## EXERCISE PROMPT
Exact duplicates of all the records are needed.

## GIVEN INFORMATION
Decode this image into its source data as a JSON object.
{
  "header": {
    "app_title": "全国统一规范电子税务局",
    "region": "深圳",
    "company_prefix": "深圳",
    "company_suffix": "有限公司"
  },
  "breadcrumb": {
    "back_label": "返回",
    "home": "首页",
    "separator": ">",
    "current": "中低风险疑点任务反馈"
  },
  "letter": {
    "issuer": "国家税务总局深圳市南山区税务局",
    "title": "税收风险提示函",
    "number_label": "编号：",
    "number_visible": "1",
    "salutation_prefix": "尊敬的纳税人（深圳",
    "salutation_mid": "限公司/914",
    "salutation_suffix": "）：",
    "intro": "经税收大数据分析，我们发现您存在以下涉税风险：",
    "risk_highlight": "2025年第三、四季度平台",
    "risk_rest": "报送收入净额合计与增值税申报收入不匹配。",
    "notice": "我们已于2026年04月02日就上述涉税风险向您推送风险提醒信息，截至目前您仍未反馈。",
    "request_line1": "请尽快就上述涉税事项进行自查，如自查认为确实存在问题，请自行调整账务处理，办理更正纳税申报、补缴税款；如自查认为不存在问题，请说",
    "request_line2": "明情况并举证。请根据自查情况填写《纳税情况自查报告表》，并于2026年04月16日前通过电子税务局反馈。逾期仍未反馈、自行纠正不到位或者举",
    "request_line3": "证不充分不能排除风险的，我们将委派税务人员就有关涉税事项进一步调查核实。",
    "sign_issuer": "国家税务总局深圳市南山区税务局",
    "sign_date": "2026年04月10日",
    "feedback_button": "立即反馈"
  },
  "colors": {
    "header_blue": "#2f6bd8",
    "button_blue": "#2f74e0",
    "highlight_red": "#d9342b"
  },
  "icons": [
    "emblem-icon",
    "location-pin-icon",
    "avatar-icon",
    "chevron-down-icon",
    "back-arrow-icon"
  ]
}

## WRITTEN RESPONSE
Decode this image into its source data as a JSON object.
{
  "header": {
    "app_title": "全国统一规范电子税务局",
    "region": "深圳",
    "company_prefix": "深圳",
    "company_suffix": "有限公司"
  },
  "breadcrumb": {
    "back_label": "返回",
    "home": "首页",
    "separator": ">",
    "current": "中低风险疑点任务反馈"
  },
  "letter": {
    "issuer": "国家税务总局深圳市南山区税务局",
    "title": "税收风险提示函",
    "number_label": "编号：",
    "number_visible": "1",
    "salutation_prefix": "尊敬的纳税人（深圳",
    "salutation_mid": "限公司/914",
    "salutation_suffix": "）：",
    "intro": "经税收大数据分析，我们发现您存在以下涉税风险：",
    "risk_highlight": "2025年第三、四季度平台",
    "risk_rest": "报送收入净额合计与增值税申报收入不匹配。",
    "notice": "我们已于2026年04月02日就上述涉税风险向您推送风险提醒信息，截至目前您仍未反馈。",
    "request_line1": "请尽快就上述涉税事项进行自查，如自查认为确实存在问题，请自行调整账务处理，办理更正纳税申报、补缴税款；如自查认为不存在问题，请说",
    "request_line2": "明情况并举证。请根据自查情况填写《纳税情况自查报告表》，并于2026年04月16日前通过电子税务局反馈。逾期仍未反馈、自行纠正不到位或者举",
    "request_line3": "证不充分不能排除风险的，我们将委派税务人员就有关涉税事项进一步调查核实。",
    "sign_issuer": "国家税务总局深圳市南山区税务局",
    "sign_date": "2026年04月10日",
    "feedback_button": "立即反馈"
  },
  "colors": {
    "header_blue": "#2f6bd8",
    "button_blue": "#2f74e0",
    "highlight_red": "#d9342b"
  },
  "icons": [
    "emblem-icon",
    "location-pin-icon",
    "avatar-icon",
    "chevron-down-icon",
    "back-arrow-icon"
  ]
}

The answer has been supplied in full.